[Data records Boundary: Start]
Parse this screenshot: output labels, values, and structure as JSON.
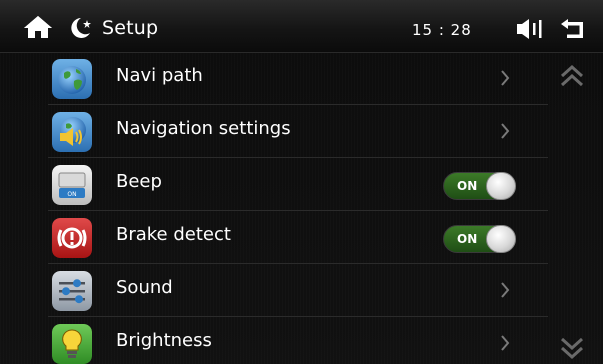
{
  "header": {
    "title": "Setup",
    "time": "15 : 28",
    "icons": [
      "home-icon",
      "night-mode-icon",
      "volume-icon",
      "back-icon"
    ]
  },
  "menu": {
    "items": [
      {
        "label": "Navi path",
        "icon": "globe-icon",
        "control": "chevron"
      },
      {
        "label": "Navigation settings",
        "icon": "navigation-speaker-icon",
        "control": "chevron"
      },
      {
        "label": "Beep",
        "icon": "beep-icon",
        "control": "toggle",
        "toggle_text": "ON",
        "state": true
      },
      {
        "label": "Brake detect",
        "icon": "brake-icon",
        "control": "toggle",
        "toggle_text": "ON",
        "state": true
      },
      {
        "label": "Sound",
        "icon": "equalizer-icon",
        "control": "chevron"
      },
      {
        "label": "Brightness",
        "icon": "bulb-icon",
        "control": "chevron"
      }
    ]
  },
  "scroll": {
    "icons": [
      "scroll-up-icon",
      "scroll-down-icon"
    ]
  },
  "colors": {
    "toggle_on": "#2f6a1f",
    "background": "#0e0e0e",
    "divider": "#2b2b2b",
    "text": "#ffffff"
  }
}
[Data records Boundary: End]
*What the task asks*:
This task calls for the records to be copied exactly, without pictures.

*The completed task*:
Parse this screenshot: output labels, values, and structure as JSON.
{
  "header": {
    "title": "Setup",
    "time": "15 : 28",
    "icons": [
      "home-icon",
      "night-mode-icon",
      "volume-icon",
      "back-icon"
    ]
  },
  "menu": {
    "items": [
      {
        "label": "Navi path",
        "icon": "globe-icon",
        "control": "chevron"
      },
      {
        "label": "Navigation settings",
        "icon": "navigation-speaker-icon",
        "control": "chevron"
      },
      {
        "label": "Beep",
        "icon": "beep-icon",
        "control": "toggle",
        "toggle_text": "ON",
        "state": true
      },
      {
        "label": "Brake detect",
        "icon": "brake-icon",
        "control": "toggle",
        "toggle_text": "ON",
        "state": true
      },
      {
        "label": "Sound",
        "icon": "equalizer-icon",
        "control": "chevron"
      },
      {
        "label": "Brightness",
        "icon": "bulb-icon",
        "control": "chevron"
      }
    ]
  },
  "scroll": {
    "icons": [
      "scroll-up-icon",
      "scroll-down-icon"
    ]
  },
  "colors": {
    "toggle_on": "#2f6a1f",
    "background": "#0e0e0e",
    "divider": "#2b2b2b",
    "text": "#ffffff"
  }
}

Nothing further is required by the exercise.